Material provided: Begin

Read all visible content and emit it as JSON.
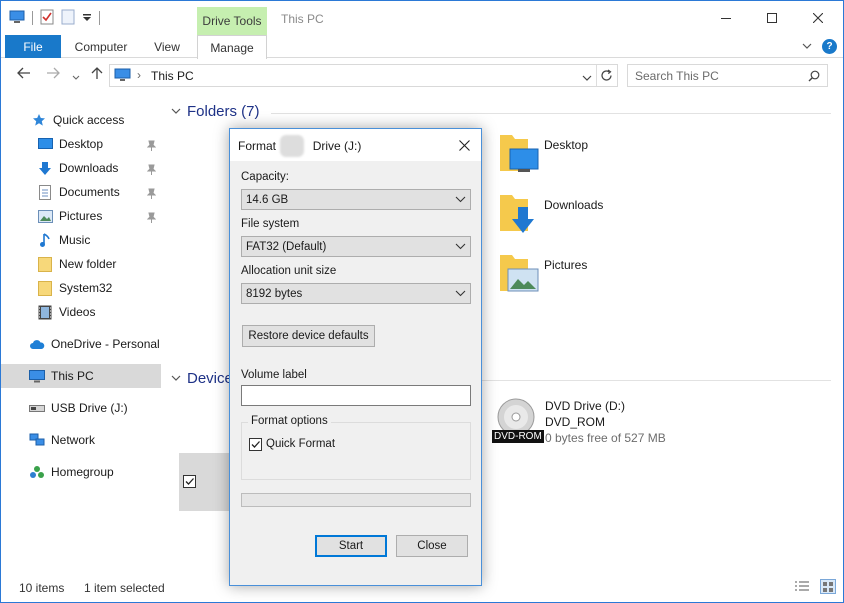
{
  "window": {
    "title": "This PC",
    "contextual_tab_label": "Drive Tools",
    "controls": {
      "minimize": "—",
      "maximize": "☐",
      "close": "✕"
    }
  },
  "ribbon": {
    "tabs": [
      {
        "label": "File"
      },
      {
        "label": "Computer"
      },
      {
        "label": "View"
      },
      {
        "label": "Manage"
      }
    ]
  },
  "address": {
    "path_label": "This PC",
    "separator": "›",
    "search_placeholder": "Search This PC"
  },
  "nav": {
    "quick_access": "Quick access",
    "items": [
      {
        "label": "Desktop",
        "pinned": true
      },
      {
        "label": "Downloads",
        "pinned": true
      },
      {
        "label": "Documents",
        "pinned": true
      },
      {
        "label": "Pictures",
        "pinned": true
      },
      {
        "label": "Music",
        "pinned": false
      },
      {
        "label": "New folder",
        "pinned": false
      },
      {
        "label": "System32",
        "pinned": false
      },
      {
        "label": "Videos",
        "pinned": false
      }
    ],
    "onedrive": "OneDrive - Personal",
    "this_pc": "This PC",
    "usb": "USB Drive (J:)",
    "network": "Network",
    "homegroup": "Homegroup"
  },
  "content": {
    "folders_header": "Folders (7)",
    "devices_header": "Device",
    "folders": [
      {
        "label": "Desktop"
      },
      {
        "label": "Downloads"
      },
      {
        "label": "Pictures"
      }
    ],
    "dvd": {
      "name": "DVD Drive (D:)",
      "label": "DVD_ROM",
      "space": "0 bytes free of 527 MB",
      "badge": "DVD-ROM"
    }
  },
  "status": {
    "items": "10 items",
    "selected": "1 item selected"
  },
  "dialog": {
    "title_prefix": "Format",
    "title_suffix": "Drive (J:)",
    "capacity_label": "Capacity:",
    "capacity_value": "14.6 GB",
    "fs_label": "File system",
    "fs_value": "FAT32 (Default)",
    "alloc_label": "Allocation unit size",
    "alloc_value": "8192 bytes",
    "restore_button": "Restore device defaults",
    "volume_label": "Volume label",
    "volume_value": "",
    "format_options_label": "Format options",
    "quick_format_label": "Quick Format",
    "quick_format_checked": true,
    "progress": 0,
    "start_button": "Start",
    "close_button": "Close"
  },
  "colors": {
    "accent": "#1979ca",
    "contextual_tab": "#c6efb0",
    "group_header": "#1e3287",
    "folder_yellow": "#f5c94c"
  }
}
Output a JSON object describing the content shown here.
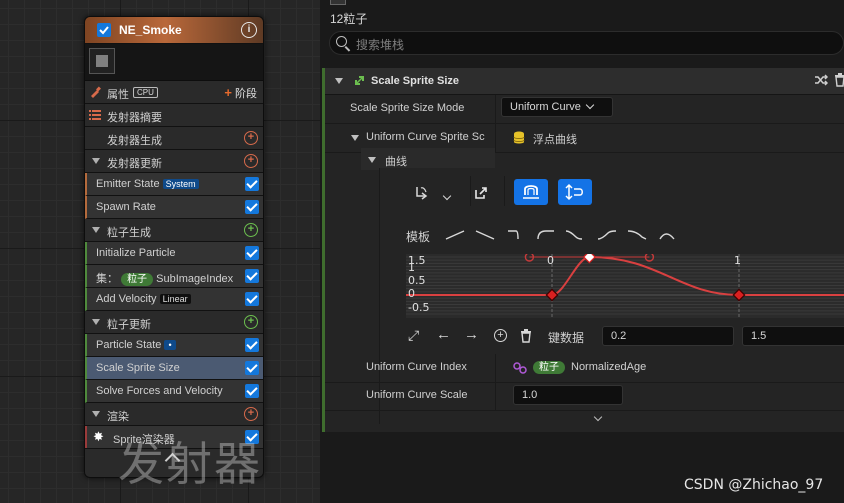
{
  "node": {
    "title": "NE_Smoke",
    "properties_label": "属性",
    "cpu_badge": "CPU",
    "stage_label": "阶段",
    "sections": [
      {
        "label": "发射器摘要"
      },
      {
        "label": "发射器生成"
      },
      {
        "label": "发射器更新"
      },
      {
        "label": "粒子生成"
      },
      {
        "label": "粒子更新"
      },
      {
        "label": "渲染"
      }
    ],
    "items": {
      "emitter_state": "Emitter State",
      "emitter_state_badge": "System",
      "spawn_rate": "Spawn Rate",
      "initialize_particle": "Initialize Particle",
      "sub_prefix": "集：",
      "sub_pill": "粒子",
      "sub_label": "SubImageIndex",
      "add_velocity": "Add Velocity",
      "add_velocity_badge": "Linear",
      "particle_state": "Particle State",
      "scale_sprite_size": "Scale Sprite Size",
      "solve_forces": "Solve Forces and Velocity",
      "sprite_renderer": "Sprite渲染器"
    },
    "watermark": "发射器"
  },
  "panel": {
    "particle_count": "12粒子",
    "search_placeholder": "搜索堆栈",
    "module_title": "Scale Sprite Size",
    "mode_label": "Scale Sprite Size Mode",
    "mode_value": "Uniform Curve",
    "uniform_curve_label": "Uniform Curve Sprite Sc",
    "uniform_curve_value": "浮点曲线",
    "curve_label": "曲线",
    "template_label": "模板",
    "key_data_label": "键数据",
    "key_time": "0.2",
    "key_value": "1.5",
    "curve_index_label": "Uniform Curve Index",
    "curve_index_pill": "粒子",
    "curve_index_value": "NormalizedAge",
    "curve_scale_label": "Uniform Curve Scale",
    "curve_scale_value": "1.0"
  },
  "curve_plot": {
    "y_ticks": [
      "1.5",
      "1",
      "0.5",
      "0",
      "-0.5"
    ],
    "x_ticks": [
      "0",
      "1"
    ],
    "keys": [
      {
        "time": 0,
        "value": 0
      },
      {
        "time": 0.2,
        "value": 1.5
      },
      {
        "time": 1,
        "value": 0
      }
    ],
    "curve_color": "#d94040"
  },
  "watermark_credit": "CSDN @Zhichao_97",
  "colors": {
    "accent": "#1478dc",
    "header_orange": "#b9683a",
    "selected_row": "#4b5a72"
  }
}
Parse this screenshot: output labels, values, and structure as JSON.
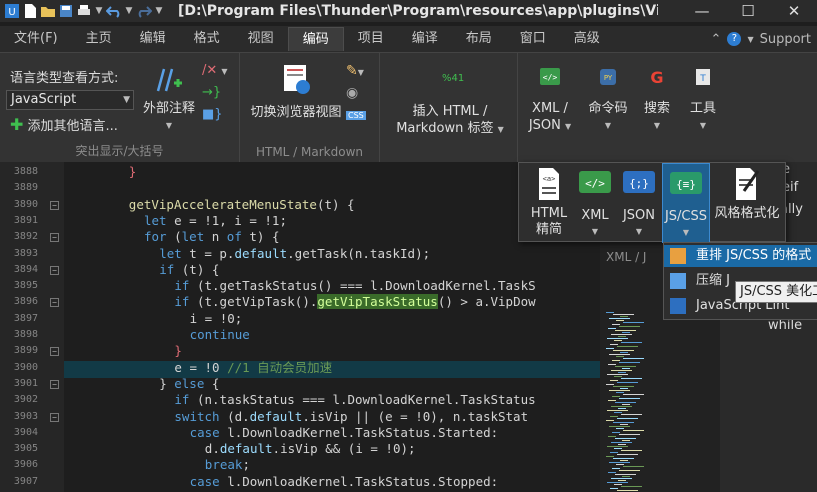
{
  "title": "[D:\\Program Files\\Thunder\\Program\\resources\\app\\plugins\\Vip",
  "menu": {
    "items": [
      "文件(F)",
      "主页",
      "编辑",
      "格式",
      "视图",
      "编码",
      "项目",
      "编译",
      "布局",
      "窗口",
      "高级"
    ],
    "active_index": 5,
    "help_label": "?",
    "support_label": "Support"
  },
  "ribbon": {
    "lang_view_label": "语言类型查看方式:",
    "lang_select_value": "JavaScript",
    "add_lang_label": "添加其他语言...",
    "ext_comment_label": "外部注释",
    "group1_label": "突出显示/大括号",
    "switch_view_label": "切换浏览器视图",
    "group2_label": "HTML / Markdown",
    "percent_label": "%41",
    "insert_html_label": "插入 HTML /",
    "markdown_tag_label": "Markdown 标签",
    "xml_label": "XML /",
    "json_label": "JSON",
    "cmd_code_label": "命令码",
    "search_label": "搜索",
    "tools_label": "工具",
    "css_tag": "CSS"
  },
  "dropdown": {
    "html_label": "HTML",
    "html_label2": "精简",
    "xml_label": "XML",
    "json_label": "JSON",
    "jscss_label": "JS/CSS",
    "style_label": "风格格式化",
    "group_label": "XML / J"
  },
  "submenu": {
    "items": [
      "重排 JS/CSS 的格式",
      "压缩 J",
      "JavaScript Lint"
    ],
    "active_index": 0
  },
  "tooltip": "JS/CSS 美化工",
  "right_pane_texts": [
    "e",
    "eif",
    "ally",
    "while"
  ],
  "editor": {
    "line_numbers": [
      "3888",
      "3889",
      "3890",
      "3891",
      "3892",
      "3893",
      "3894",
      "3895",
      "3896",
      "3897",
      "3898",
      "3899",
      "3900",
      "3901",
      "3902",
      "3903",
      "3904",
      "3905",
      "3906",
      "3907"
    ],
    "highlight_line": "3900",
    "lines": [
      {
        "indent": 4,
        "tokens": [
          [
            "brace",
            "}"
          ]
        ]
      },
      {
        "indent": 0,
        "tokens": []
      },
      {
        "indent": 4,
        "tokens": [
          [
            "fn",
            "getVipAccelerateMenuState"
          ],
          [
            "pl",
            "(t) {"
          ]
        ]
      },
      {
        "indent": 5,
        "tokens": [
          [
            "kw",
            "let"
          ],
          [
            "pl",
            " e = !1, i = !1;"
          ]
        ]
      },
      {
        "indent": 5,
        "tokens": [
          [
            "kw",
            "for"
          ],
          [
            "pl",
            " ("
          ],
          [
            "kw",
            "let"
          ],
          [
            "pl",
            " n "
          ],
          [
            "kw",
            "of"
          ],
          [
            "pl",
            " t) {"
          ]
        ]
      },
      {
        "indent": 6,
        "tokens": [
          [
            "kw",
            "let"
          ],
          [
            "pl",
            " t = p."
          ],
          [
            "pr",
            "default"
          ],
          [
            "pl",
            ".getTask(n.taskId);"
          ]
        ]
      },
      {
        "indent": 6,
        "tokens": [
          [
            "kw",
            "if"
          ],
          [
            "pl",
            " (t) {"
          ]
        ]
      },
      {
        "indent": 7,
        "tokens": [
          [
            "kw",
            "if"
          ],
          [
            "pl",
            " (t.getTaskStatus() === l.DownloadKernel.TaskS"
          ]
        ]
      },
      {
        "indent": 7,
        "tokens": [
          [
            "kw",
            "if"
          ],
          [
            "pl",
            " (t.getVipTask()."
          ],
          [
            "match",
            "getVipTaskStatus"
          ],
          [
            "pl",
            "() > a.VipDow"
          ]
        ]
      },
      {
        "indent": 8,
        "tokens": [
          [
            "pl",
            "i = !0;"
          ]
        ]
      },
      {
        "indent": 8,
        "tokens": [
          [
            "kw",
            "continue"
          ]
        ]
      },
      {
        "indent": 7,
        "tokens": [
          [
            "brace",
            "}"
          ]
        ]
      },
      {
        "indent": 7,
        "tokens": [
          [
            "pl",
            "e = !0 "
          ],
          [
            "cm",
            "//1 自动会员加速"
          ]
        ]
      },
      {
        "indent": 6,
        "tokens": [
          [
            "pl",
            "} "
          ],
          [
            "kw",
            "else"
          ],
          [
            "pl",
            " {"
          ]
        ]
      },
      {
        "indent": 7,
        "tokens": [
          [
            "kw",
            "if"
          ],
          [
            "pl",
            " (n.taskStatus === l.DownloadKernel.TaskStatus"
          ]
        ]
      },
      {
        "indent": 7,
        "tokens": [
          [
            "kw",
            "switch"
          ],
          [
            "pl",
            " (d."
          ],
          [
            "pr",
            "default"
          ],
          [
            "pl",
            ".isVip || (e = !0), n.taskStat"
          ]
        ]
      },
      {
        "indent": 8,
        "tokens": [
          [
            "kw",
            "case"
          ],
          [
            "pl",
            " l.DownloadKernel.TaskStatus.Started:"
          ]
        ]
      },
      {
        "indent": 9,
        "tokens": [
          [
            "pl",
            "d."
          ],
          [
            "pr",
            "default"
          ],
          [
            "pl",
            ".isVip && (i = !0);"
          ]
        ]
      },
      {
        "indent": 9,
        "tokens": [
          [
            "kw",
            "break"
          ],
          [
            "pl",
            ";"
          ]
        ]
      },
      {
        "indent": 8,
        "tokens": [
          [
            "kw",
            "case"
          ],
          [
            "pl",
            " l.DownloadKernel.TaskStatus.Stopped:"
          ]
        ]
      }
    ]
  },
  "colors": {
    "accent": "#1a6aa6",
    "highlight_row": "#123a46",
    "match_bg": "#3a6b2a"
  }
}
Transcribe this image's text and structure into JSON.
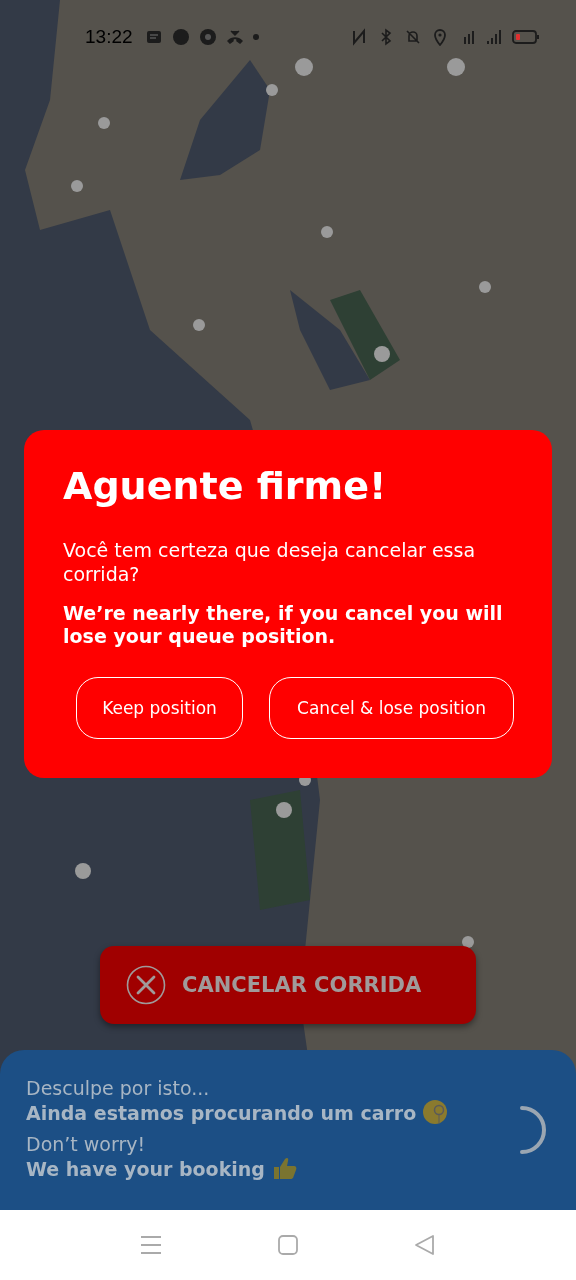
{
  "status_bar": {
    "time": "13:22"
  },
  "dialog": {
    "title": "Aguente firme!",
    "message": "Você tem certeza que deseja cancelar essa corrida?",
    "warning": "We’re nearly there, if you cancel you will lose your queue position.",
    "buttons": [
      "Keep position",
      "Cancel & lose position"
    ]
  },
  "cancel_button": {
    "label": "CANCELAR CORRIDA"
  },
  "status_panel": {
    "messages": [
      {
        "kind": "searching",
        "heading": "Desculpe por isto...",
        "body": "Ainda estamos procurando um carro"
      },
      {
        "kind": "booked",
        "heading": "Don’t worry!",
        "body": "We have your booking"
      }
    ]
  }
}
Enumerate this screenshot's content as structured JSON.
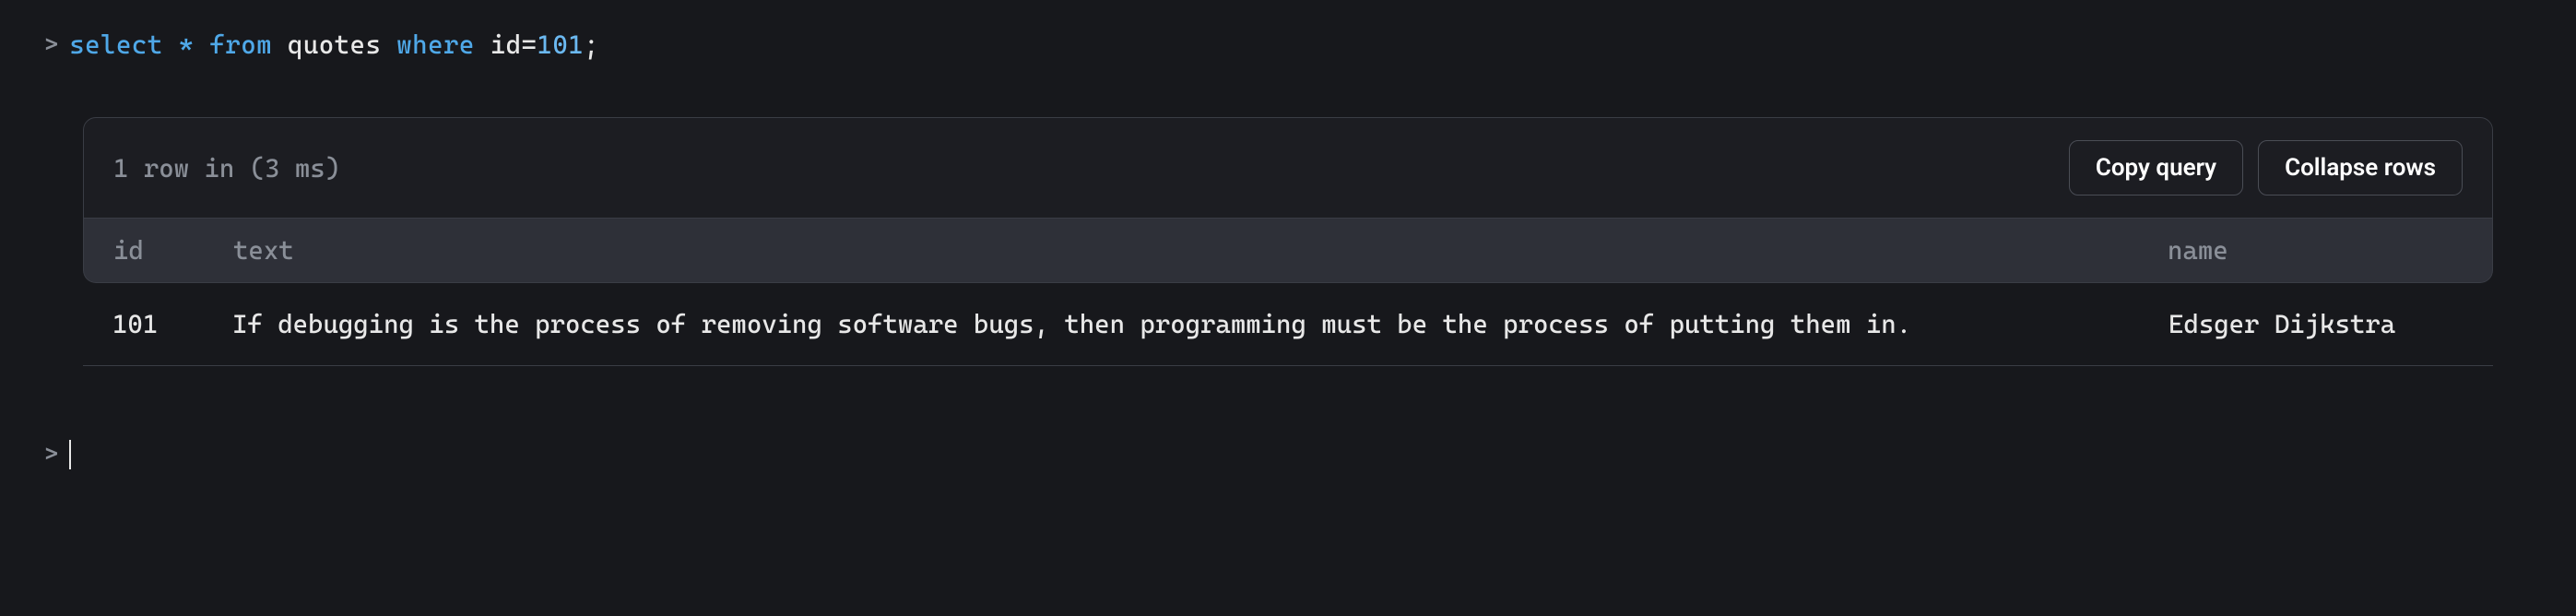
{
  "query": {
    "select": "select",
    "star": "*",
    "from": "from",
    "table": "quotes",
    "where": "where",
    "col": "id",
    "eq": "=",
    "num": "101",
    "semi": ";"
  },
  "result": {
    "status": "1 row in (3 ms)",
    "buttons": {
      "copy": "Copy query",
      "collapse": "Collapse rows"
    },
    "columns": {
      "id": "id",
      "text": "text",
      "name": "name"
    },
    "rows": [
      {
        "id": "101",
        "text": "If debugging is the process of removing software bugs, then programming must be the process of putting them in.",
        "name": "Edsger Dijkstra"
      }
    ]
  },
  "prompt": ">"
}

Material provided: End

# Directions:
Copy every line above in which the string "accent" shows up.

# Problem solution:
    "accent": "#1979ca",
    "accent": "#1478dc",
    "accent": "#1a6aa6",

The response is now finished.